RED PEPPER: A left-wing revolutionary + look narrowly or closely around (about) the musical symbol for very quietly
17d Shopping centre with roof brought down by you twice? Nonsense! (3,2,3)
ALL MY EYE: A (principally N American) shopping centre has its “roof” – the first letter – brought down (remembering this is a down clue) to the end of the word. Afterwards we have two instances of an archaic/dialect/poetic word for you
19d Fish in every spirit (7)
ALCOHOL: A type of fish I had to check but is now ringing faint bells (a campanologist fish?) inside every (3) gives us something to drink. Anyone for a pie and a pint?
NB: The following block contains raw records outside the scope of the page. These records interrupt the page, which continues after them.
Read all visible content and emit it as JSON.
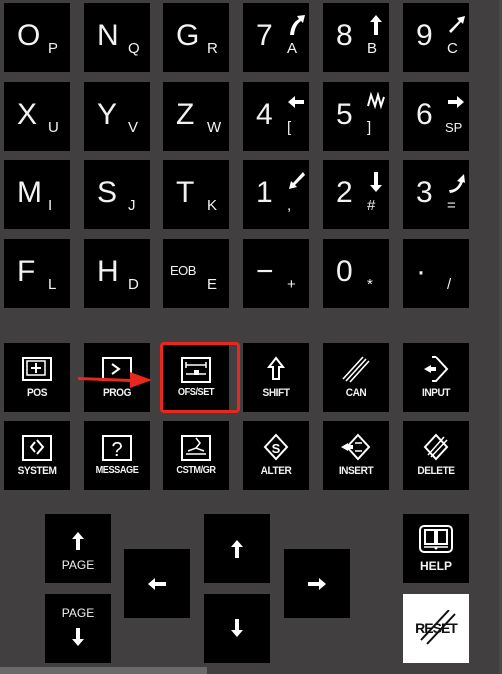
{
  "keypad": {
    "rows": [
      [
        {
          "main": "O",
          "sub": "P"
        },
        {
          "main": "N",
          "sub": "Q"
        },
        {
          "main": "G",
          "sub": "R"
        },
        {
          "main": "7",
          "sub": "A",
          "icon": "curve-up-left-arrow-icon"
        },
        {
          "main": "8",
          "sub": "B",
          "icon": "up-arrow-icon"
        },
        {
          "main": "9",
          "sub": "C",
          "icon": "diagonal-up-right-arrow-icon"
        }
      ],
      [
        {
          "main": "X",
          "sub": "U"
        },
        {
          "main": "Y",
          "sub": "V"
        },
        {
          "main": "Z",
          "sub": "W"
        },
        {
          "main": "4",
          "sub": "[",
          "icon": "left-arrow-icon"
        },
        {
          "main": "5",
          "sub": "]",
          "icon": "zigzag-icon"
        },
        {
          "main": "6",
          "sub": "SP",
          "icon": "right-arrow-icon"
        }
      ],
      [
        {
          "main": "M",
          "sub": "I"
        },
        {
          "main": "S",
          "sub": "J"
        },
        {
          "main": "T",
          "sub": "K"
        },
        {
          "main": "1",
          "sub": ",",
          "icon": "diagonal-down-left-arrow-icon"
        },
        {
          "main": "2",
          "sub": "#",
          "icon": "down-arrow-icon"
        },
        {
          "main": "3",
          "sub": "=",
          "icon": "curve-down-right-arrow-icon"
        }
      ],
      [
        {
          "main": "F",
          "sub": "L"
        },
        {
          "main": "H",
          "sub": "D"
        },
        {
          "main": "EOB",
          "sub": "E"
        },
        {
          "main": "−",
          "sub": "+"
        },
        {
          "main": "0",
          "sub": "*"
        },
        {
          "main": "·",
          "sub": "/"
        }
      ]
    ]
  },
  "function_keys": {
    "row1": [
      {
        "label": "POS",
        "icon": "position-icon"
      },
      {
        "label": "PROG",
        "icon": "program-icon"
      },
      {
        "label": "OFS/SET",
        "icon": "offset-setting-icon"
      },
      {
        "label": "SHIFT",
        "icon": "shift-arrow-icon"
      },
      {
        "label": "CAN",
        "icon": "cancel-slash-icon"
      },
      {
        "label": "INPUT",
        "icon": "input-icon"
      }
    ],
    "row2": [
      {
        "label": "SYSTEM",
        "icon": "system-icon"
      },
      {
        "label": "MESSAGE",
        "icon": "message-icon"
      },
      {
        "label": "CSTM/GR",
        "icon": "custom-graph-icon"
      },
      {
        "label": "ALTER",
        "icon": "alter-icon"
      },
      {
        "label": "INSERT",
        "icon": "insert-icon"
      },
      {
        "label": "DELETE",
        "icon": "delete-icon"
      }
    ]
  },
  "navigation": {
    "page_up": "PAGE",
    "page_down": "PAGE",
    "help": "HELP",
    "reset": "RESET"
  },
  "annotation": {
    "highlighted_key": "OFS/SET",
    "color": "#e8281f"
  },
  "colors": {
    "background": "#423f40",
    "key": "#000000",
    "key_text": "#f2f2f2",
    "reset_key": "#ffffff"
  }
}
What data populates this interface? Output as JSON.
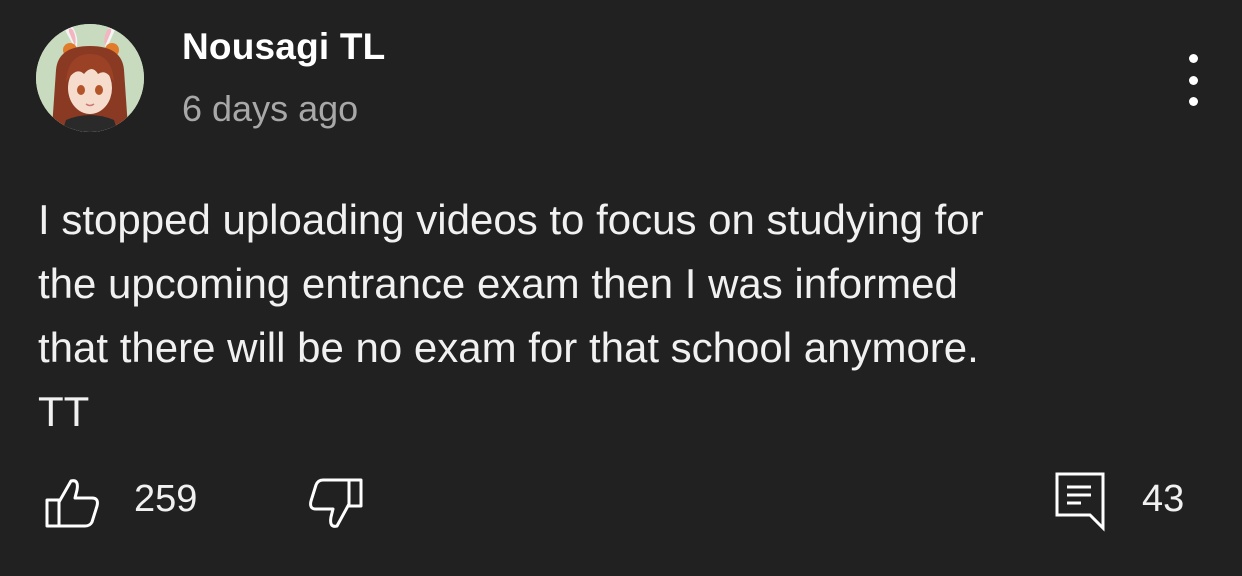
{
  "comment": {
    "author": "Nousagi TL",
    "timestamp": "6 days ago",
    "text": "I stopped uploading videos to focus on studying for\nthe upcoming entrance exam then I was informed\nthat there will be no exam for that school anymore.\nTT"
  },
  "actions": {
    "like_count": "259",
    "reply_count": "43"
  },
  "icons": {
    "avatar": "anime-avatar",
    "menu": "more-vertical-icon",
    "like": "thumbs-up-icon",
    "dislike": "thumbs-down-icon",
    "reply": "comment-icon"
  },
  "colors": {
    "background": "#212121",
    "text": "#f1f1f1",
    "secondary_text": "#a8a8a8"
  }
}
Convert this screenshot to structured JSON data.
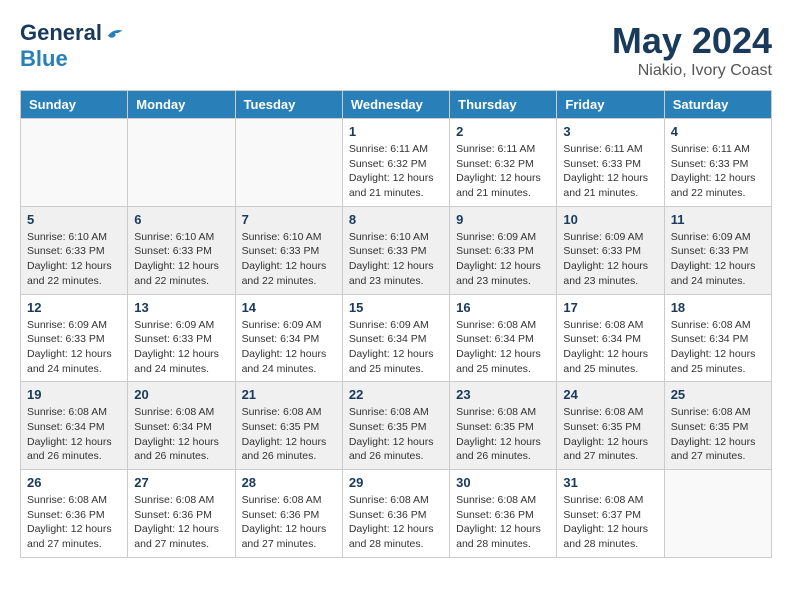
{
  "header": {
    "logo_general": "General",
    "logo_blue": "Blue",
    "month": "May 2024",
    "location": "Niakio, Ivory Coast"
  },
  "days_of_week": [
    "Sunday",
    "Monday",
    "Tuesday",
    "Wednesday",
    "Thursday",
    "Friday",
    "Saturday"
  ],
  "weeks": [
    [
      {
        "day": "",
        "info": "",
        "empty": true
      },
      {
        "day": "",
        "info": "",
        "empty": true
      },
      {
        "day": "",
        "info": "",
        "empty": true
      },
      {
        "day": "1",
        "info": "Sunrise: 6:11 AM\nSunset: 6:32 PM\nDaylight: 12 hours\nand 21 minutes.",
        "empty": false
      },
      {
        "day": "2",
        "info": "Sunrise: 6:11 AM\nSunset: 6:32 PM\nDaylight: 12 hours\nand 21 minutes.",
        "empty": false
      },
      {
        "day": "3",
        "info": "Sunrise: 6:11 AM\nSunset: 6:33 PM\nDaylight: 12 hours\nand 21 minutes.",
        "empty": false
      },
      {
        "day": "4",
        "info": "Sunrise: 6:11 AM\nSunset: 6:33 PM\nDaylight: 12 hours\nand 22 minutes.",
        "empty": false
      }
    ],
    [
      {
        "day": "5",
        "info": "Sunrise: 6:10 AM\nSunset: 6:33 PM\nDaylight: 12 hours\nand 22 minutes.",
        "empty": false
      },
      {
        "day": "6",
        "info": "Sunrise: 6:10 AM\nSunset: 6:33 PM\nDaylight: 12 hours\nand 22 minutes.",
        "empty": false
      },
      {
        "day": "7",
        "info": "Sunrise: 6:10 AM\nSunset: 6:33 PM\nDaylight: 12 hours\nand 22 minutes.",
        "empty": false
      },
      {
        "day": "8",
        "info": "Sunrise: 6:10 AM\nSunset: 6:33 PM\nDaylight: 12 hours\nand 23 minutes.",
        "empty": false
      },
      {
        "day": "9",
        "info": "Sunrise: 6:09 AM\nSunset: 6:33 PM\nDaylight: 12 hours\nand 23 minutes.",
        "empty": false
      },
      {
        "day": "10",
        "info": "Sunrise: 6:09 AM\nSunset: 6:33 PM\nDaylight: 12 hours\nand 23 minutes.",
        "empty": false
      },
      {
        "day": "11",
        "info": "Sunrise: 6:09 AM\nSunset: 6:33 PM\nDaylight: 12 hours\nand 24 minutes.",
        "empty": false
      }
    ],
    [
      {
        "day": "12",
        "info": "Sunrise: 6:09 AM\nSunset: 6:33 PM\nDaylight: 12 hours\nand 24 minutes.",
        "empty": false
      },
      {
        "day": "13",
        "info": "Sunrise: 6:09 AM\nSunset: 6:33 PM\nDaylight: 12 hours\nand 24 minutes.",
        "empty": false
      },
      {
        "day": "14",
        "info": "Sunrise: 6:09 AM\nSunset: 6:34 PM\nDaylight: 12 hours\nand 24 minutes.",
        "empty": false
      },
      {
        "day": "15",
        "info": "Sunrise: 6:09 AM\nSunset: 6:34 PM\nDaylight: 12 hours\nand 25 minutes.",
        "empty": false
      },
      {
        "day": "16",
        "info": "Sunrise: 6:08 AM\nSunset: 6:34 PM\nDaylight: 12 hours\nand 25 minutes.",
        "empty": false
      },
      {
        "day": "17",
        "info": "Sunrise: 6:08 AM\nSunset: 6:34 PM\nDaylight: 12 hours\nand 25 minutes.",
        "empty": false
      },
      {
        "day": "18",
        "info": "Sunrise: 6:08 AM\nSunset: 6:34 PM\nDaylight: 12 hours\nand 25 minutes.",
        "empty": false
      }
    ],
    [
      {
        "day": "19",
        "info": "Sunrise: 6:08 AM\nSunset: 6:34 PM\nDaylight: 12 hours\nand 26 minutes.",
        "empty": false
      },
      {
        "day": "20",
        "info": "Sunrise: 6:08 AM\nSunset: 6:34 PM\nDaylight: 12 hours\nand 26 minutes.",
        "empty": false
      },
      {
        "day": "21",
        "info": "Sunrise: 6:08 AM\nSunset: 6:35 PM\nDaylight: 12 hours\nand 26 minutes.",
        "empty": false
      },
      {
        "day": "22",
        "info": "Sunrise: 6:08 AM\nSunset: 6:35 PM\nDaylight: 12 hours\nand 26 minutes.",
        "empty": false
      },
      {
        "day": "23",
        "info": "Sunrise: 6:08 AM\nSunset: 6:35 PM\nDaylight: 12 hours\nand 26 minutes.",
        "empty": false
      },
      {
        "day": "24",
        "info": "Sunrise: 6:08 AM\nSunset: 6:35 PM\nDaylight: 12 hours\nand 27 minutes.",
        "empty": false
      },
      {
        "day": "25",
        "info": "Sunrise: 6:08 AM\nSunset: 6:35 PM\nDaylight: 12 hours\nand 27 minutes.",
        "empty": false
      }
    ],
    [
      {
        "day": "26",
        "info": "Sunrise: 6:08 AM\nSunset: 6:36 PM\nDaylight: 12 hours\nand 27 minutes.",
        "empty": false
      },
      {
        "day": "27",
        "info": "Sunrise: 6:08 AM\nSunset: 6:36 PM\nDaylight: 12 hours\nand 27 minutes.",
        "empty": false
      },
      {
        "day": "28",
        "info": "Sunrise: 6:08 AM\nSunset: 6:36 PM\nDaylight: 12 hours\nand 27 minutes.",
        "empty": false
      },
      {
        "day": "29",
        "info": "Sunrise: 6:08 AM\nSunset: 6:36 PM\nDaylight: 12 hours\nand 28 minutes.",
        "empty": false
      },
      {
        "day": "30",
        "info": "Sunrise: 6:08 AM\nSunset: 6:36 PM\nDaylight: 12 hours\nand 28 minutes.",
        "empty": false
      },
      {
        "day": "31",
        "info": "Sunrise: 6:08 AM\nSunset: 6:37 PM\nDaylight: 12 hours\nand 28 minutes.",
        "empty": false
      },
      {
        "day": "",
        "info": "",
        "empty": true
      }
    ]
  ]
}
21d Have a look at love-god – uplifting or ugly sight? (7)
EYESORE: Have a look at (3) and the reversal (uplifting, in a down clue) of a Greek love god
22d Suffer to get out of bed and call to account? (4,2)
HAVE UP: Suffer/endure (4) + out of bed (2) = call to account, perhaps before the courts
24d One locks up gang led by son (5)
SCREW: A slang term for one who holds the prison keys is reached by adding a gang or team to the abbreviation for son
Thanks to MynoT. I was delighted to see 9d feature today. I also smiled at 21d and 14a raised my spirits (no fish in my 19d 1a) as well as a few more of the grid entries as they went in. After the last one of those, it only remains for me to ask: how was it for you?
(I’ll shut my pie hole now … )